I had the opportunity to get some hands on time with the Canon EOS C300, not to long ago and I invited Holly Tucket from Flying Hat Productions to Join me on this little adventure. We started out by taking the camera to a little park to film some outdoor footage of children playing and a little conversation on a park bench. We didn’t bring any support or lighting equipment, besides a tripod, to this shoot. We shot in the canon Log mode, internal 50Mbps 4:2:2.
I felt the camera performed very well in this situation. It was a sunny day and we were able to maintain a great amount of detail in the highlights and in the shadows. After getting the camera back into the computer it was very apparent that we had exposed 1 or 2 stops, high, but I was very pleased with how much detail I was able to bring back.
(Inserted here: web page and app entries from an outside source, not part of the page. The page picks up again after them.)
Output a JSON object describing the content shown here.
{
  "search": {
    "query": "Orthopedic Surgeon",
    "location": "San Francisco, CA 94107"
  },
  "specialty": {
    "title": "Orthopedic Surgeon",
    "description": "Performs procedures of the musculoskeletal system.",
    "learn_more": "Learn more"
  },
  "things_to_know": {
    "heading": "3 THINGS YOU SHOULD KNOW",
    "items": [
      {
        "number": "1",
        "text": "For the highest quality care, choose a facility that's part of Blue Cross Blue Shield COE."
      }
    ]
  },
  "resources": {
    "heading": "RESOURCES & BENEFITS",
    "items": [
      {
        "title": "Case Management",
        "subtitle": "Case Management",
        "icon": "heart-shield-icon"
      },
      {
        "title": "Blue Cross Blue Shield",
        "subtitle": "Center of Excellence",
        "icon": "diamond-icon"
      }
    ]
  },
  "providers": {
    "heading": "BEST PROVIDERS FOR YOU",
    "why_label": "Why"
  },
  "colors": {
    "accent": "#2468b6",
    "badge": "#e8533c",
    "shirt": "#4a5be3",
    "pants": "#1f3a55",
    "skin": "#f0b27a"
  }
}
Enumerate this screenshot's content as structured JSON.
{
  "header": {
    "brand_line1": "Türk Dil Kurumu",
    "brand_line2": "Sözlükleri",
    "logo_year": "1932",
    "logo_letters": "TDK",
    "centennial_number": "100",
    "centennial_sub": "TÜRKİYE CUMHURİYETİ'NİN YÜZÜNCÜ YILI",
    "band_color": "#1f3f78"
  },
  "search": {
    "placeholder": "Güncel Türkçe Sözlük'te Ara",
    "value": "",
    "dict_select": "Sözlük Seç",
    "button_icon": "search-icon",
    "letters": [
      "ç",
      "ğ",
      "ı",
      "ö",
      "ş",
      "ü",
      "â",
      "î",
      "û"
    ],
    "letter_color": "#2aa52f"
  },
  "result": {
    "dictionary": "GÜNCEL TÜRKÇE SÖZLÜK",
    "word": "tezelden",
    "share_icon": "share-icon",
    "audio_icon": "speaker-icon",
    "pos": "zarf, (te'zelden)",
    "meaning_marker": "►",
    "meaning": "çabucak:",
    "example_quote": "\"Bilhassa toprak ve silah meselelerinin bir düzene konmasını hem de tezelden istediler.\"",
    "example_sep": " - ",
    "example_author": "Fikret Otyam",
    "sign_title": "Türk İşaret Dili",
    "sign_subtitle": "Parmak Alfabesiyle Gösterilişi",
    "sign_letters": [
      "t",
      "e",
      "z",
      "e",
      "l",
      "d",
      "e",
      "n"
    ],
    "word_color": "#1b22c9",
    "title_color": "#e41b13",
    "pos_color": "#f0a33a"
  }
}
I have done a split screen on the video so you can see, especially in the sky, how much detail we were able to recover.
I was very impressed with the footage and I’ve asked Holly tucket to write her thoughts on the camera and footage.
Holly writes”I liked that this camera seemed familiar to me. It has many features of the Canon 5D in the button use and structure, and the menu system was very similar to the Sony EX3. So, it made it really easy to be able to get the camera set up within minutes. The only challenge was getting to the Kelvin White Balance settings. To do that you have to actually get to the Kelvin setting then push the custom white balance button to then open the actually settings to dial in the desired color temperature. That would have been the only reason to open the manual, which we never did.
During the shoot outdoors, we were able to use the waveform monitor to set our aperture and it was really slick to have the built-in ND filters to allow to be more open when needed. I feel in looking at our footage afterwards that we ran the camera a little over exposed, so I am not sure that I would push the limits of the waveform monitor as far as we did. The great thing is that the latitude of this camera’s dynamic range allowed for us to even recover some of the information lost in being a little over exposed. AMAZING! What appeared blown out in the sky, was easily tweeked in post-color grading, simply, and helped us recover some of the blue and even the clouds.
The camera is light and easy to go hand held for low tracking shots without any special rigging. This shoot was just me the camera and a tripod. I really liked having the monitor that comes with it, but found myself having to use the eyepiece to really check what I was seeing without having a monitor hood.
Where this camera really shined for me was in our low light test. We had a dark theatre room with just two small LED onboard camera lights, that we held by hand to light the scene and had the projection light of the screen. The amount of information that we were able to capture was simply amazing and something that I couldn’t do with either my Sony EX3 or my Canon 5D Mark II. The dynamic range of this camera in low light is incredible for the price point.
Bottom line if I had the money to purchase this camera right now for my company I would do it. I think if you are a Canon lens owner/shooter and are looking for something to use for reality/documentary shoots, this camera for the price gives you all you would need to capture those long takes, something that I can only do with my Sony EX3 and just can’t get the same dynamic range or filmic look without loading it down with a Letus 35mm adapter and rail system. Which makes the Sony EX3 a behemoth of a camera to use handheld and makes me tired just writing about it.”
Special Thanks to Holly for her write up on her experience with the camera. Be sure to come down to TV Specialists and get your hands on this great camera.